It must be good to talk. The TV schedules are riddled With slots for talking, chatting or chewing the fat. But our late 90s chat-shows bear little relation to those which graced the early days.
Now, any tin-pot media nonentity can ask the questions no-one gives a flying toss about. It seems an age since John Freeman on Face To Face (BBCZ, Mondays) in the 19605 convinced the likes of Martin Luther King Jr and Salvador Dali to lay their frailties, faults and failings before a captivated audience. Later resurrected in the 805 by Jeremy Isaacs, the programme consistently delivers as probing an insight into popular figures as is possible in JUSI under an hour.
Martin Bell and his white sun took their place in front of the shadowy Isaacs as his Journalistic past and political present came before the lens. The structure remains the same: open With the tough questions, hold back for the Freud-like strain of eaniry, get back to the real meat and wind up with ’how w0uld you like to be remembered?’ Rare is the reply which strays from ’some- body who made a difference’. Bell didn't disappOInt.
Michael Parkinson regrettably grasps at a once-glorious past. Saturday nights in the 70s may have been alright for fighting, but Parkinson (BBCI, Fridays) made them Worth staying in for. The photo album opening credit sequence acts as a reminder of Parky's sparring With the likes of Ali, Welles and Sellers and now, as then, the gruff Yorkshireman seems more at ease With blokes.
SandWiched between Rory Bremner and Robbie Williams, Scotland's fifth seXiest man, Ewan McGregor iust about had time to reminisce ab0ut ’tweedy farmers in Crieff' and his rejection from RADA before we realised that any attempt at
Peachy probing: Jeremy Isaacs and Martin Bell on Face To Face
penetrating analySis was being ditched in favour of the ’embarrassing TV debut’ segment and a hilarious spot of Wogan-esque knee caressing.

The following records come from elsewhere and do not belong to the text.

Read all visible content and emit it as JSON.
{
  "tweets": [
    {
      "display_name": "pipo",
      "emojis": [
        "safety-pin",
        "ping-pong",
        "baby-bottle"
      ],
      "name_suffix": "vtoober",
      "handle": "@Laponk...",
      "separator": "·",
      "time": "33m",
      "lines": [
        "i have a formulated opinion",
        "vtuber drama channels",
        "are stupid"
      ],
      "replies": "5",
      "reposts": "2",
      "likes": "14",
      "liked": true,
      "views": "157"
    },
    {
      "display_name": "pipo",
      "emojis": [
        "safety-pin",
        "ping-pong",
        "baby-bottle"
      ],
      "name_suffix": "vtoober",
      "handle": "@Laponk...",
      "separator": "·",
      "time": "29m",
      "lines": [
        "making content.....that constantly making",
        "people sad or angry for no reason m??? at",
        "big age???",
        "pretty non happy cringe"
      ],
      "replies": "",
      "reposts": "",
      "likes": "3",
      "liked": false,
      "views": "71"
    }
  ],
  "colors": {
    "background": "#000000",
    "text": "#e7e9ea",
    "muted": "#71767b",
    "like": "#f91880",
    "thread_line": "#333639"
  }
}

While Parkinson was born with wrinkles, Garry Shandling aka Larry Sanders, must have been caught in a wind-change at an early age while impersonating a bemused goldfish with a perm. The Larry Sanders Show (BBCZ, Tuesdays) is a stunning satire on the US 805 chat show boom, doubling as authentic talk prog and descent into behind-the-scenes TV hell. For his eighth anniversary show, Sanders cruoally forgets to take a whizz and, for the rest of the show, is foiled in his continued attempts to get to the john, ending up with his pants down on air. Unlike much American telly, the trotting out of celebrities here is entirely justified and thus Farrah Fawcett, Ryan O’Neal and George Segal can try to bolster their careers without shame.
The 90s contribution to the genre has been to replace talking with mob rule. America’s The Jerry Springer Show (Scottish, Fridays) and our very own Trial By Night (Scottish, Fridays)
While Parkinson was born with wrinkles, Garry Shandling aka Larry Sanders must have been caught in a wind-change at an early age while impersonating a bemused goldfish with a perm.
are 20th century coliseums where public figures and regular folks are chucked to the lions. Trial By Night - With a Jury of drunken students and mouthy Glaswegians — is marginally more mea5ured, seeking to ask the hard questions while retaining some sense of order. Jerry Springer, meanwhile, revels in the hysteria of an audience apparently rounded up from one big trailer-park who Whoop when the guests cuss and lamp one another.
Perhaps the next stage of the talk show Will see cold, personality-free automatons probing the guests. Then again, With the likes of Gaby Roslin, Frank Skinner and Clive Anderson inexplicably allowed behind a desk in recent times, maybe that day is already here. (Brian Donaldson)